Epidermoid carcinoma of the skin mimicking breast cancer.

Melo Neto B, Oliveira Gda P, Vieira SC, Leal LR, Melo Junior JA, Vieira CF - An Bras Dermatol (2013 Mar-Apr)

Epidermoid carcinoma of breast skin
© Copyright Policy - open-access
Related In: Results  -  Collection

License
Show All Figures
getmorefigures.php?uid=PMC3750890&req=5

f01: Epidermoid carcinoma of breast skin
Mentions: A 55-year-old female patient presented a lesion on the right breast for two years andstated that initially it was only a small sore that did not heal. The lesion enlargedslowly during the two following years and rapidly in the past three months. At first,the patient did not seek medical attention because of hesitation. When she presented tothe department, she had already undergone a biopsy of the lesion which revealed anundifferentiated carcinoma. Subsequently a mastectomy was planned, as it was consideredas a breast cancer case. On physical examination, a large 15x10cm ulcerated lesion wasobserved on the right breast, extending from the upper portion of the junction of theupper quadrants to an area near the right clavicle, without evidence of invasion of thebreast parenchyma (Figures 1 and 2). The axilla and the supraclavicular fossa had nosuspected lymph nodes. Because of the clinical history, a diagnosis of breast skincarcinoma was considered, which was confirmed by a histopathological examinationrevealing epidermoid carcinoma T4N2M0. Chest radiography and abdominal ultrasound wereunremarkable. Afterwards, a wide excision of the lesion with a 2cm margin was performed.A defect at the surgical field was left open for subsequent tissue grafting because ofan infection observed intraoperatively. She had a good immediate postoperative course,and the skin grafting was scheduled. The definitive histopathological examinationconfirmed a moderately differentiated epidermoid carcinoma with free surgical margins.Six months later, she presented with a defective, but complete cicatrization. Currently,five years after surgery, she remains without evidence of ongoing disease.

Bottom Line: Nonmelanoma skin cancer is the most frequent cancer in the world.Squamous cell cancer often occurs in sun-exposed areas, such as the head and neck.Confirmation by means of histopathological examination, combined with clinical examination, is a critical instrument for the accuracy of the diagnosis.

View Article: PubMed Central - PubMed

Affiliation: Federal University of Piaui, Teresina, PI, Brazil. balta_melo@hotmail.com

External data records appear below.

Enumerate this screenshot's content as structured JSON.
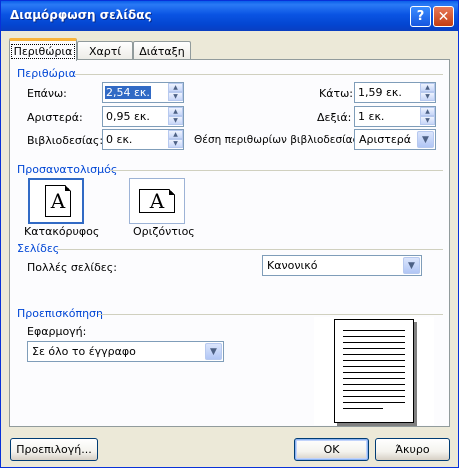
{
  "window": {
    "title": "Διαμόρφωση σελίδας"
  },
  "titlebar": {
    "help_label": "?",
    "close_label": "✕"
  },
  "tabs": [
    {
      "label": "Περιθώρια",
      "active": true
    },
    {
      "label": "Χαρτί",
      "active": false
    },
    {
      "label": "Διάταξη",
      "active": false
    }
  ],
  "margins": {
    "group_title": "Περιθώρια",
    "top": {
      "label": "Επάνω:",
      "value": "2,54 εκ."
    },
    "left": {
      "label": "Αριστερά:",
      "value": "0,95 εκ."
    },
    "gutter": {
      "label": "Βιβλιοδεσίας:",
      "value": "0 εκ."
    },
    "bottom": {
      "label": "Κάτω:",
      "value": "1,59 εκ."
    },
    "right": {
      "label": "Δεξιά:",
      "value": "1 εκ."
    },
    "gutter_position": {
      "label": "Θέση περιθωρίων βιβλιοδεσίας:",
      "value": "Αριστερά"
    }
  },
  "orientation": {
    "group_title": "Προσανατολισμός",
    "portrait": {
      "label": "Κατακόρυφος",
      "glyph": "A",
      "selected": true
    },
    "landscape": {
      "label": "Οριζόντιος",
      "glyph": "A",
      "selected": false
    }
  },
  "pages": {
    "group_title": "Σελίδες",
    "multiple_label": "Πολλές σελίδες:",
    "multiple_value": "Κανονικό"
  },
  "preview": {
    "group_title": "Προεπισκόπηση",
    "apply_label": "Εφαρμογή:",
    "apply_value": "Σε όλο το έγγραφο"
  },
  "buttons": {
    "default": "Προεπιλογή...",
    "ok": "OK",
    "cancel": "Άκυρο"
  },
  "icons": {
    "spin_up": "▲",
    "spin_down": "▼",
    "dropdown": "▼"
  }
}
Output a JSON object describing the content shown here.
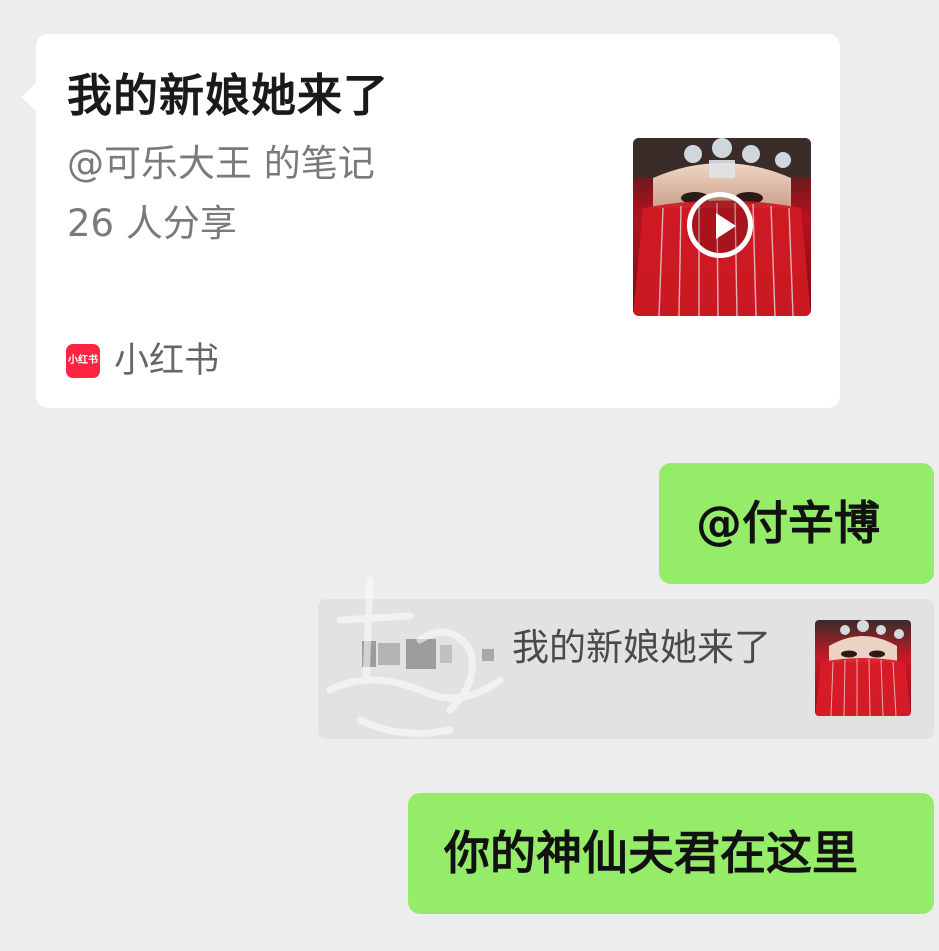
{
  "shared_card": {
    "title": "我的新娘她来了",
    "author": "@可乐大王 的笔记",
    "shares": "26 人分享",
    "source_logo_text": "小红书",
    "source_name": "小红书",
    "thumbnail_icon": "play-icon"
  },
  "messages": {
    "mention": "@付辛博",
    "quote_text": "我的新娘她来了",
    "reply": "你的神仙夫君在这里"
  },
  "colors": {
    "background": "#ededed",
    "bubble_green": "#95ec69",
    "card_white": "#ffffff",
    "quote_gray": "#e2e2e2",
    "brand_red": "#ff2442"
  }
}
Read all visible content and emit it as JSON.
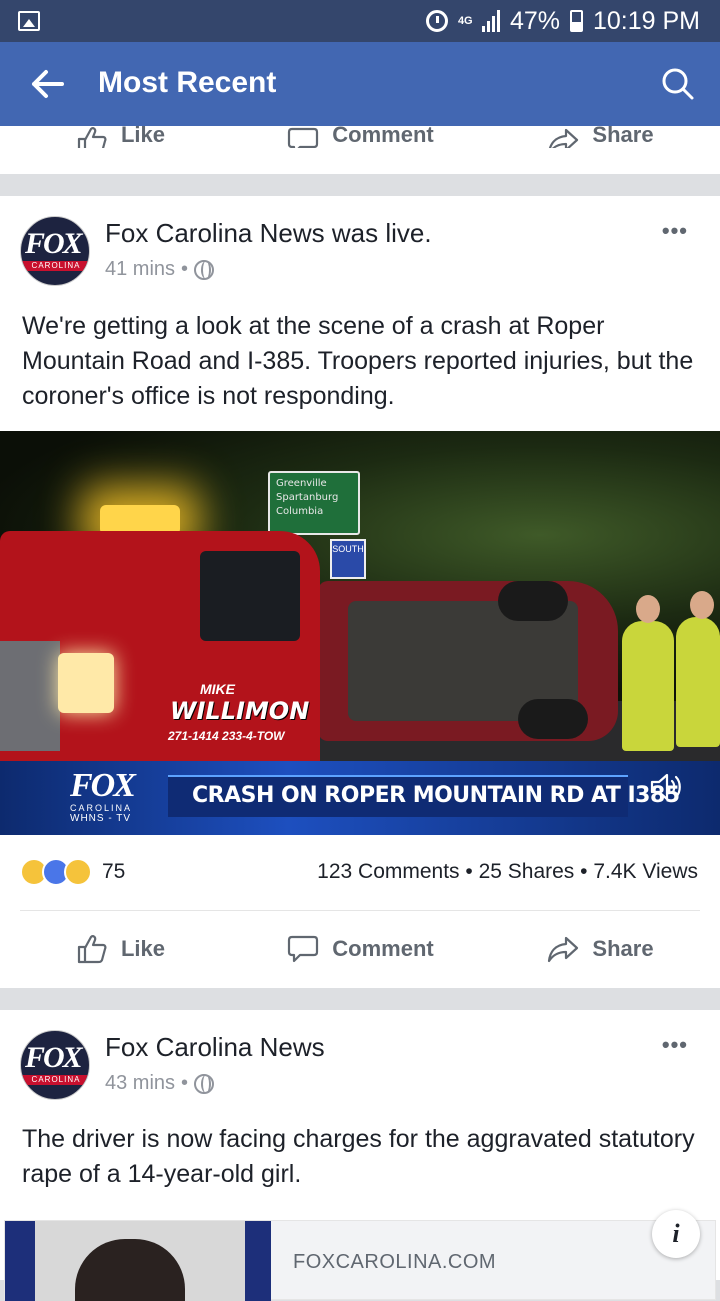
{
  "status_bar": {
    "network": "4G",
    "battery": "47%",
    "time": "10:19 PM"
  },
  "app_bar": {
    "title": "Most Recent"
  },
  "actions": {
    "like": "Like",
    "comment": "Comment",
    "share": "Share"
  },
  "posts": [
    {
      "author": "Fox Carolina News was live.",
      "time": "41 mins",
      "text": "We're getting a look at the scene of a crash at Roper Mountain Road and I-385. Troopers reported injuries, but the coroner's office is not responding.",
      "video": {
        "headline": "CRASH ON ROPER MOUNTAIN RD AT I385",
        "logo": "FOX",
        "logo_sub1": "CAROLINA",
        "logo_sub2": "WHNS - TV",
        "sign_lines": [
          "Greenville",
          "Spartanburg",
          "Columbia"
        ],
        "shield_text": "SOUTH",
        "truck_brand_small": "MIKE",
        "truck_brand": "WILLIMON",
        "truck_phone": "271-1414  233-4-TOW"
      },
      "reaction_count": "75",
      "engagement": "123 Comments • 25 Shares • 7.4K Views"
    },
    {
      "author": "Fox Carolina News",
      "time": "43 mins",
      "text": "The driver is now facing charges for the aggravated statutory rape of a 14-year-old girl.",
      "link_domain": "FOXCAROLINA.COM",
      "info_icon_label": "i"
    }
  ],
  "avatar": {
    "word": "FOX",
    "sub": "CAROLINA"
  },
  "colors": {
    "status_bar": "#34466c",
    "app_bar": "#4267b2",
    "text_secondary": "#90949c"
  }
}
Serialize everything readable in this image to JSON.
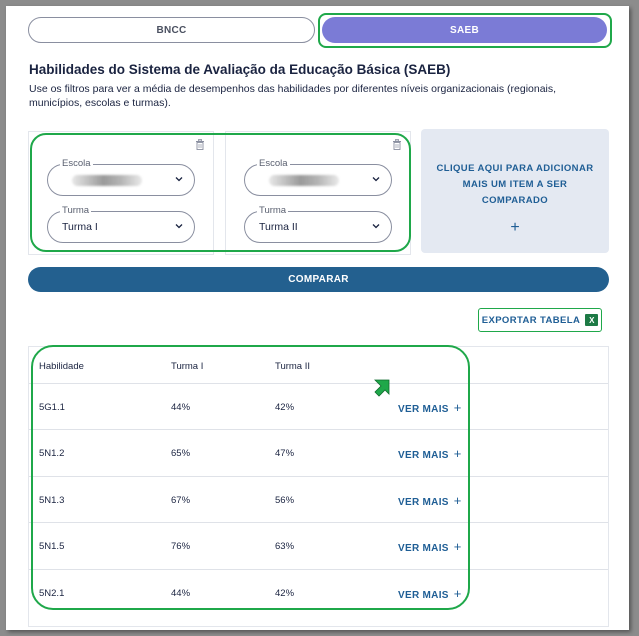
{
  "tabs": {
    "bncc": "BNCC",
    "saeb": "SAEB"
  },
  "heading": "Habilidades do Sistema de Avaliação da Educação Básica (SAEB)",
  "description": "Use os filtros para ver a média de desempenhos das habilidades por diferentes níveis organizacionais (regionais, municípios, escolas e turmas).",
  "filters": [
    {
      "escola_label": "Escola",
      "turma_label": "Turma",
      "turma_value": "Turma I"
    },
    {
      "escola_label": "Escola",
      "turma_label": "Turma",
      "turma_value": "Turma II"
    }
  ],
  "add_item": {
    "text": "CLIQUE AQUI PARA ADICIONAR MAIS UM ITEM A SER COMPARADO",
    "plus": "+"
  },
  "compare_button": "COMPARAR",
  "export_button": "EXPORTAR TABELA",
  "export_icon": "excel-icon",
  "table": {
    "headers": [
      "Habilidade",
      "Turma I",
      "Turma II"
    ],
    "rows": [
      {
        "habilidade": "5G1.1",
        "turma1": "44%",
        "turma2": "42%"
      },
      {
        "habilidade": "5N1.2",
        "turma1": "65%",
        "turma2": "47%"
      },
      {
        "habilidade": "5N1.3",
        "turma1": "67%",
        "turma2": "56%"
      },
      {
        "habilidade": "5N1.5",
        "turma1": "76%",
        "turma2": "63%"
      },
      {
        "habilidade": "5N2.1",
        "turma1": "44%",
        "turma2": "42%"
      }
    ],
    "ver_mais": "VER MAIS",
    "ver_mais_plus": "+"
  },
  "colors": {
    "accent": "#7b7bd6",
    "primary": "#23608f",
    "highlight": "#1fa84a"
  }
}
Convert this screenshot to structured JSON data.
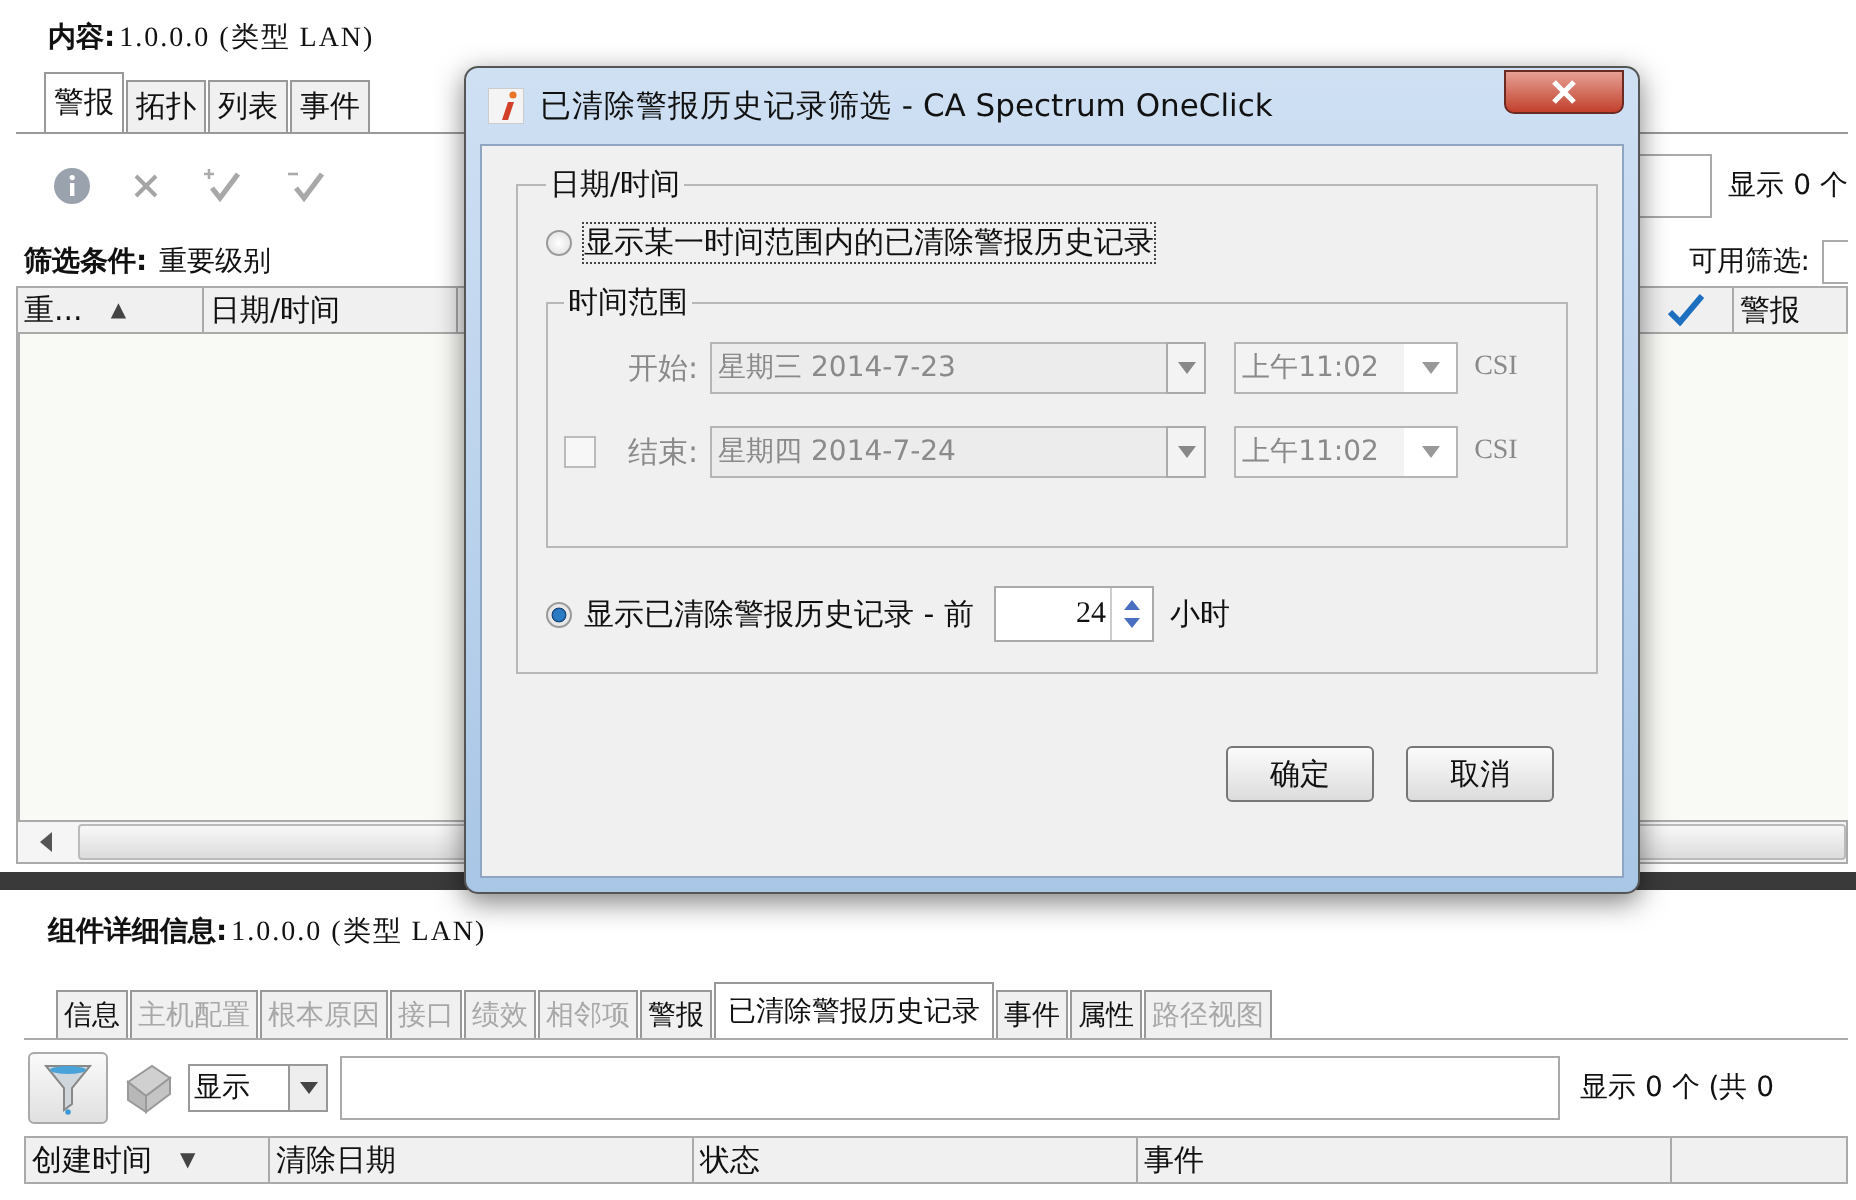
{
  "content_panel": {
    "label": "内容:",
    "value": "1.0.0.0 (类型 LAN)",
    "tabs": [
      {
        "label": "警报",
        "selected": true
      },
      {
        "label": "拓扑",
        "selected": false
      },
      {
        "label": "列表",
        "selected": false
      },
      {
        "label": "事件",
        "selected": false
      }
    ],
    "counter": "显示 0 个",
    "filter_label": "筛选条件:",
    "filter_value": "重要级别",
    "available_filters_label": "可用筛选:",
    "columns": [
      {
        "label": "重...",
        "sort_icon": "▲"
      },
      {
        "label": "日期/时间"
      }
    ],
    "right_columns": [
      {
        "kind": "check"
      },
      {
        "kind": "text",
        "label": "警报"
      }
    ]
  },
  "dialog": {
    "title": "已清除警报历史记录筛选 - CA Spectrum OneClick",
    "group_label": "日期/时间",
    "range_option": {
      "label": "显示某一时间范围内的已清除警报历史记录",
      "selected": false
    },
    "range_group": {
      "label": "时间范围",
      "disabled": true,
      "start": {
        "label": "开始:",
        "date": "星期三 2014-7-23",
        "time": "上午11:02",
        "zone": "CSI"
      },
      "end": {
        "label": "结束:",
        "checked": false,
        "date": "星期四 2014-7-24",
        "time": "上午11:02",
        "zone": "CSI"
      }
    },
    "recent_option": {
      "label": "显示已清除警报历史记录 - 前",
      "selected": true,
      "hours": "24",
      "unit": "小时"
    },
    "buttons": [
      "确定",
      "取消"
    ]
  },
  "details_panel": {
    "label": "组件详细信息:",
    "value": "1.0.0.0 (类型 LAN)",
    "tabs": [
      {
        "label": "信息",
        "selected": false,
        "disabled": false
      },
      {
        "label": "主机配置",
        "selected": false,
        "disabled": true
      },
      {
        "label": "根本原因",
        "selected": false,
        "disabled": true
      },
      {
        "label": "接口",
        "selected": false,
        "disabled": true
      },
      {
        "label": "绩效",
        "selected": false,
        "disabled": true
      },
      {
        "label": "相邻项",
        "selected": false,
        "disabled": true
      },
      {
        "label": "警报",
        "selected": false,
        "disabled": false
      },
      {
        "label": "已清除警报历史记录",
        "selected": true,
        "disabled": false
      },
      {
        "label": "事件",
        "selected": false,
        "disabled": false
      },
      {
        "label": "属性",
        "selected": false,
        "disabled": false
      },
      {
        "label": "路径视图",
        "selected": false,
        "disabled": true
      }
    ],
    "view_select": "显示",
    "counter": "显示 0 个 (共 0",
    "columns": [
      {
        "label": "创建时间",
        "sort_icon": "▼"
      },
      {
        "label": "清除日期"
      },
      {
        "label": "状态"
      },
      {
        "label": "事件"
      }
    ]
  }
}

ABSTRACT
Nonmelanoma skin cancer is the most frequent cancer in the world. Squamous cell cancer often occurs in sun-exposed areas, such as the head and neck. When it involves the breast and ulce-rates, invading the glandular parenchyma, it may mimic breast cancer. Confirmation by means of histopathological examination, combined with clinical examination, is a critical instrument for the accuracy of the diagnosis. We report a case of an epidermoid carcinoma located on the breast skin, initially diagnosed as breast cancer.

Show MeSH
Related in: MedlinePlus